by: Aaron Diamant Updated:
ATLANTA,None - A Channel 2 Action News Investigation exposed a major security risk at Atlanta's Hartsfield-Jackson International Airport.
Investigative Reporter Aaron Diamant spent eight weeks digging into it after a whistleblower came forward.
The whistleblower said he had to come forward because too many lives are on the line. What he showed us going on behind the scenes at Hartsfield-Jackson left us stunned.
Channel 2 notified the TSA nearly a month ago about a breach so big, security experts say passenger checkpoints could be a moot point.
At Atlanta's Hartsfield-Jackson International Airport, passengers can't even get near a plane without getting sized
up and shaken down.
But a whistleblower, who asked us to keep his identity a secret, claims things are much different behind the scenes.
The whistleblower said,
"If I were some crazy lunatic, or Osama bin Laden sympathizer, I can come in and put anything on this plane."
That whistleblower works for Gate Gourmet, the world's largest airline catering company, where employees have direct access to airplanes.
"What's going on here should not be going on here ever," the whistleblower said.
Our whistleblower went undercover inside Gate Gourmet's Atlanta operation. The video he shot on the way in shows a company employee swiping his badge to let others pass through a security door. Seconds later, it shows workers doubling-up in a turnstile down the hall.
We showed the video to corporate security consultant Brent Brown.
"The back door of this airport seems to be wide open, absolutely," Brown said. "This is a big, huge, gaping hole in aviation security right here."
It's a breach that gets bigger. Federal documents show under a law passed within weeks of 9/11, catering supplies must be sealed, "to ensure easy visual detection of tampering."
Yet, the video Channel 2 obtained shows rows of unsealed catering carts on the dock and in trucks waiting to be loaded onto flights.
"I can bring a gun in there if I want to, a bomb, anything," said the whistleblower. "That's how easy it is."
Our source also shot video that shows him putting unauthorized orange juice containers onto several carts as inspectors from Gate Safe, Gate Gourmet's sister company, stood nearby.
Pictures we pulled from Gate Safe's website shows what our source says should happen. Inspectors should go through carts with flashlights, then seal the carts with plastic zip ties.

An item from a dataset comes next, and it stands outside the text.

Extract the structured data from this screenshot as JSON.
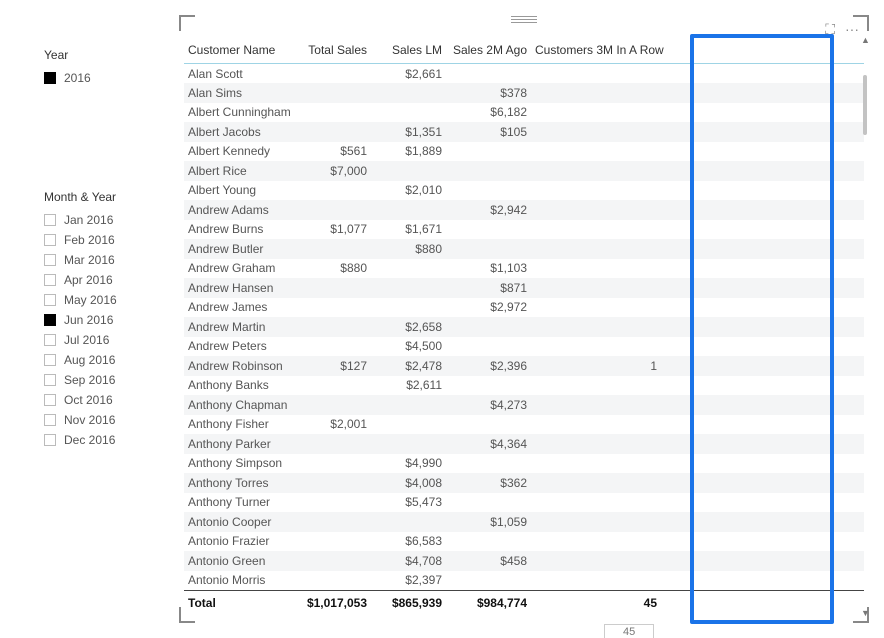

"They're not doing that at all, period," our source said.
He said the carts that were sealed are the liquor carts to keep employees from stealing liquor.
The video even caught a Gate Safe worker saying, "All they care about is the liquor. It's just... They don't even care about the safety of the aircraft."
Channel 2 took the video to Gate Safe's headquarters in College Park and showed it to the company's security chief. The company denied Channel 2's request for an interview because of security reasons.
representative did send an email that said the video "does not capture the full extent of the vigorous, systematic, and multi-layered catering access control procedures that are in place."
Aviation security expert John Nance doesn't buy it.
"All the nice pontificating statements from the head shed about how they are dedicated to safety doesn't cut it if anybody can get access to one cart one time," said Nance.
Nance said what he saw in that video is a big problem that needs to get fixed
quickly before our enemies figure it out.
"There's no question that if this can happen at Atlanta, it can happen at any of the major airports in the country," said Nance.
As soon as Channel 2's Aaron Diamant confirmed the undercover video nearly a month ago, he called the TSA. He gave the TSA several chances to watch the video. He wanted to know if TSA officials were as worried as the
experts and what the TSA planned to do to make sure the problem gets fixed. All the TSA sent to Channel 2 was a generic statement reiterating that it does regular inspections of airline security operations to make sure everyone is following the rules.